Data records
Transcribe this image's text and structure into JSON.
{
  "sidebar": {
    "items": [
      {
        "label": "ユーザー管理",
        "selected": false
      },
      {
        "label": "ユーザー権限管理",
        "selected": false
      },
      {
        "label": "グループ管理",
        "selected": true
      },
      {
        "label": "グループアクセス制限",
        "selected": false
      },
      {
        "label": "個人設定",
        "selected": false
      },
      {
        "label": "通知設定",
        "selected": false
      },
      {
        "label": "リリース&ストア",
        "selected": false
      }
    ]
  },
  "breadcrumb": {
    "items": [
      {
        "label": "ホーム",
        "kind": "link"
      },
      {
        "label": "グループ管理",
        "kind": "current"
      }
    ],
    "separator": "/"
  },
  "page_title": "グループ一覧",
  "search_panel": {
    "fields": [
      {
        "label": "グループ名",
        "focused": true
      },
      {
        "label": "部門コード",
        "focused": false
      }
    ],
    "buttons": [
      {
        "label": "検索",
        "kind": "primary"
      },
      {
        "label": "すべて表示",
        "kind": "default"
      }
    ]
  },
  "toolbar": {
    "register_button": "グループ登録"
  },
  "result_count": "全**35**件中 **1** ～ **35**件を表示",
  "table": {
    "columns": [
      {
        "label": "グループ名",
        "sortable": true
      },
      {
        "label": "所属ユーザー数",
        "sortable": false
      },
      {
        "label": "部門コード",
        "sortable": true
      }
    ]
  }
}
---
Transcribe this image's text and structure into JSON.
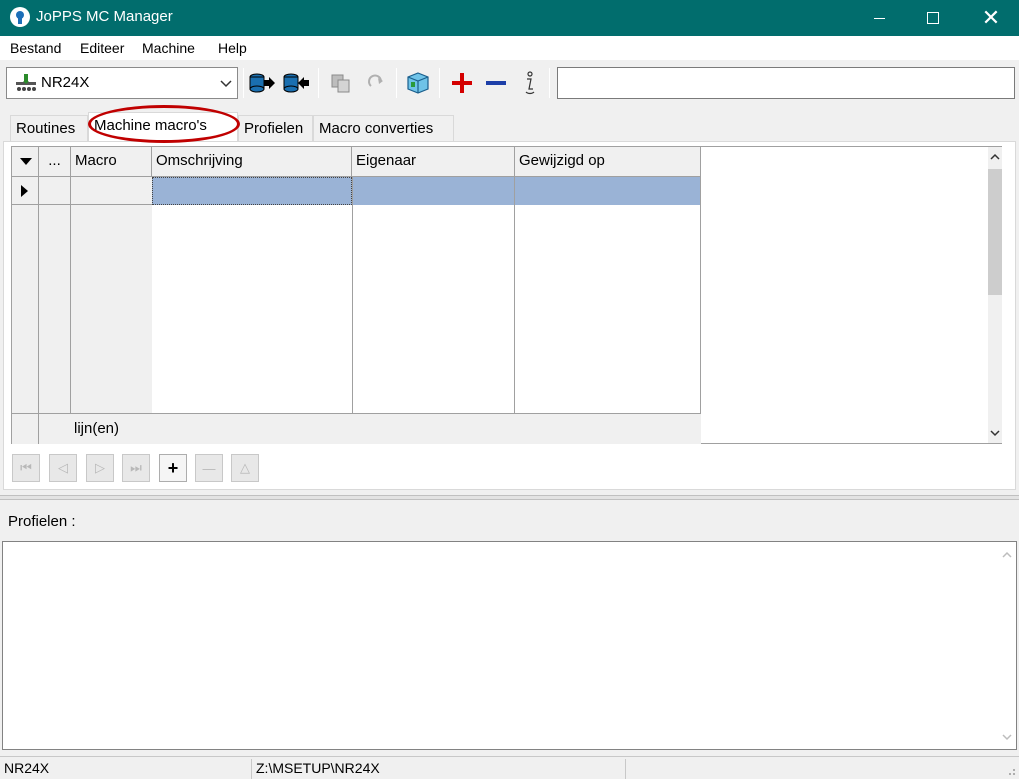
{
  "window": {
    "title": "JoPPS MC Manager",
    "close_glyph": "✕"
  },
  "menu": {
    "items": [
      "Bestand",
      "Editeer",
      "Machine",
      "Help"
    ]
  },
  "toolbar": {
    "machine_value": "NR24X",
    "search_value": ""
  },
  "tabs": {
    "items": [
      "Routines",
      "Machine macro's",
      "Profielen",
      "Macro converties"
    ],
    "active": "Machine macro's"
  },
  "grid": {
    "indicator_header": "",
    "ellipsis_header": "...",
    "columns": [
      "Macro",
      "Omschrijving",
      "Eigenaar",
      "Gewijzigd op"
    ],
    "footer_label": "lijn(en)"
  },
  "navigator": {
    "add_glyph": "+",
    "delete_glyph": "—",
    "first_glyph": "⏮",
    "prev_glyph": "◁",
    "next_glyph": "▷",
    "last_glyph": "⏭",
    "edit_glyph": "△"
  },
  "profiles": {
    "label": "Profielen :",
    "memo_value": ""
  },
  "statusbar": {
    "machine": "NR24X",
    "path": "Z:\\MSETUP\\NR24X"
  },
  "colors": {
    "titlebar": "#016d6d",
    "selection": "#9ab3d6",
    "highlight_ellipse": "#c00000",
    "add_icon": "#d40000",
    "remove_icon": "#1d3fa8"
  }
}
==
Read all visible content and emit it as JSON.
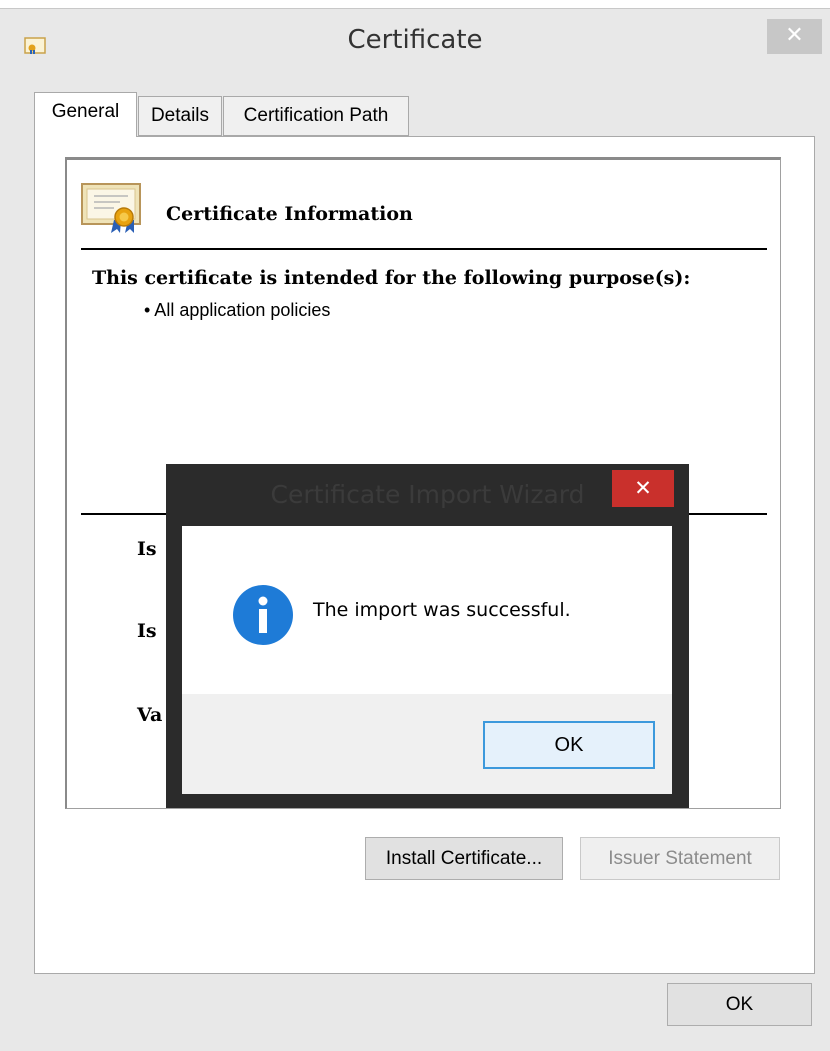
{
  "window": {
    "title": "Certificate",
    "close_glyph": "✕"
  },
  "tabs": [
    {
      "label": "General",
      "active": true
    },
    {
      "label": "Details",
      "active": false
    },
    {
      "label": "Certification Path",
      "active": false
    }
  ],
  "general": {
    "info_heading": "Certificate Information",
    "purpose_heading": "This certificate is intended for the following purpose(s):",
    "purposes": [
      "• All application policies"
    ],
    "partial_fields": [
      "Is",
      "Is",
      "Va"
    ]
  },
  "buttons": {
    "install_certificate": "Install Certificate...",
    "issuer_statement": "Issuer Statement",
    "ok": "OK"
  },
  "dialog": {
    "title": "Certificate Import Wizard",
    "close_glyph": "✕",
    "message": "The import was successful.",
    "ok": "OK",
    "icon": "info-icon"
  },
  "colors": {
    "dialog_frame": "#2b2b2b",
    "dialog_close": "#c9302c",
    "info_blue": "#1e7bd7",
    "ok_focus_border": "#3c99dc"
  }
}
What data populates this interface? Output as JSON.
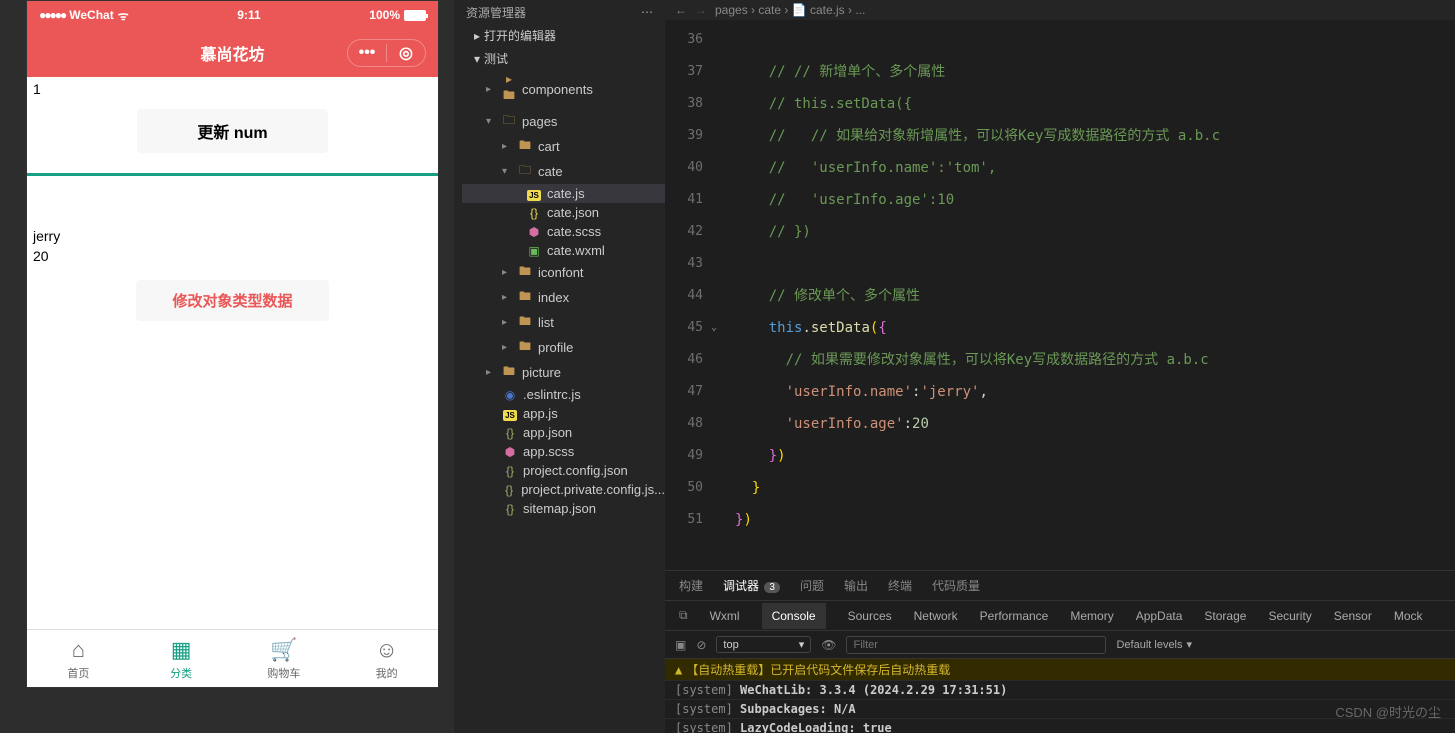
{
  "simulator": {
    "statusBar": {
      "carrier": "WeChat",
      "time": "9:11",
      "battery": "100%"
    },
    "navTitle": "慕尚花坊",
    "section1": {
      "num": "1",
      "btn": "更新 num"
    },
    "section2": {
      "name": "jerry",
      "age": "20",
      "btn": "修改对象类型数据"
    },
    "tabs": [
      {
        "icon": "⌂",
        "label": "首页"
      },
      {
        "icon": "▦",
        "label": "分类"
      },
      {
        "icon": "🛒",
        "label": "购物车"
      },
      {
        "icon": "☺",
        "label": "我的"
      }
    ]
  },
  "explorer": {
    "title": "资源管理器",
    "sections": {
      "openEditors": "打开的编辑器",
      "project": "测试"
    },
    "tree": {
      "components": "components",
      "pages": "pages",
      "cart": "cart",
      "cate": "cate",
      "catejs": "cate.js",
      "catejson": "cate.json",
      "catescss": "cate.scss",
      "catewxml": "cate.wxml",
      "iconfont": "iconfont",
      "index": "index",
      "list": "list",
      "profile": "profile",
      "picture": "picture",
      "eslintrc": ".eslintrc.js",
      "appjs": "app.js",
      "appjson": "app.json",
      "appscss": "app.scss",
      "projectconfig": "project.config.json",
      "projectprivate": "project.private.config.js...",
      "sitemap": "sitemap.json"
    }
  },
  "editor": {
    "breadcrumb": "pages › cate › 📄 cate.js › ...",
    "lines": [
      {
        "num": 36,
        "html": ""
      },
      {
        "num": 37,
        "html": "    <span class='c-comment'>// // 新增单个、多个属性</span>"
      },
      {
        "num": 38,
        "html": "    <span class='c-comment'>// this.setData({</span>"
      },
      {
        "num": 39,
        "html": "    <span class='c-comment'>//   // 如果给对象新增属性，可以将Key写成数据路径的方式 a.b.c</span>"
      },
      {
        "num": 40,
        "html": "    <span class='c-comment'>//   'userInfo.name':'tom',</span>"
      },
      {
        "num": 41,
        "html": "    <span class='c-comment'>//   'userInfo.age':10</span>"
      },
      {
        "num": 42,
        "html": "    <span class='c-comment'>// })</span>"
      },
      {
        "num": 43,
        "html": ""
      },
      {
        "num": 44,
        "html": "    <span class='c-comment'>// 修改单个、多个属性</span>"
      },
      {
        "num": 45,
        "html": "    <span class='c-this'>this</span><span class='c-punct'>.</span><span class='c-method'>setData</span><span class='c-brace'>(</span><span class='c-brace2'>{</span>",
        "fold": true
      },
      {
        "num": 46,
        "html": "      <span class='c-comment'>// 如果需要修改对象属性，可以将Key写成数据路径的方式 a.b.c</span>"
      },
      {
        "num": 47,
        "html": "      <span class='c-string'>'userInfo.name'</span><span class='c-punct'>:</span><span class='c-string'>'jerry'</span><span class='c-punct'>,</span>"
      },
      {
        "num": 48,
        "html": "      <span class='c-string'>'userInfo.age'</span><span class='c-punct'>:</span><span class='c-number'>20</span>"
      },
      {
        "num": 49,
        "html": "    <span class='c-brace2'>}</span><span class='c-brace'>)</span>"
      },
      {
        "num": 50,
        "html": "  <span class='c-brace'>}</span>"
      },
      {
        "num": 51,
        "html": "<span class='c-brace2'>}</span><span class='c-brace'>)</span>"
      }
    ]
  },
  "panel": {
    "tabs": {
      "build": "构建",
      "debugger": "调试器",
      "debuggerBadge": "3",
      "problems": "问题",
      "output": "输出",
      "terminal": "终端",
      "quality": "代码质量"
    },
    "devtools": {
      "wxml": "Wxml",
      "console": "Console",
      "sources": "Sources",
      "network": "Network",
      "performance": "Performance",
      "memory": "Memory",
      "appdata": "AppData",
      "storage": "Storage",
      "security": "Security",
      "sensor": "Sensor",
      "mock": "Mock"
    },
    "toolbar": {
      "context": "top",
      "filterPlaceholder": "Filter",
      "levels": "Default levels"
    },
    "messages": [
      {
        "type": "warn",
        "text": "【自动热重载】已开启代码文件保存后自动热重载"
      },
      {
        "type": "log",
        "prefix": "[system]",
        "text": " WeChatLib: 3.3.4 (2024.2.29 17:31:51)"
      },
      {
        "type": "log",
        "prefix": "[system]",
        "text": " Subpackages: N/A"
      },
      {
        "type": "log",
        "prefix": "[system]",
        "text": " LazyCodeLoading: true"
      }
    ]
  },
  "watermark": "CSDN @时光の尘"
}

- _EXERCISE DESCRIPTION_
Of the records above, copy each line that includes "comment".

- _OUTPUT OF THE EXERCISE_
        "html": "    <span class='c-comment'>// // 新增单个、多个属性</span>"
        "html": "    <span class='c-comment'>// this.setData({</span>"
        "html": "    <span class='c-comment'>//   // 如果给对象新增属性，可以将Key写成数据路径的方式 a.b.c</span>"
        "html": "    <span class='c-comment'>//   'userInfo.name':'tom',</span>"
        "html": "    <span class='c-comment'>//   'userInfo.age':10</span>"
        "html": "    <span class='c-comment'>// })</span>"
        "html": "    <span class='c-comment'>// 修改单个、多个属性</span>"
        "html": "      <span class='c-comment'>// 如果需要修改对象属性，可以将Key写成数据路径的方式 a.b.c</span>"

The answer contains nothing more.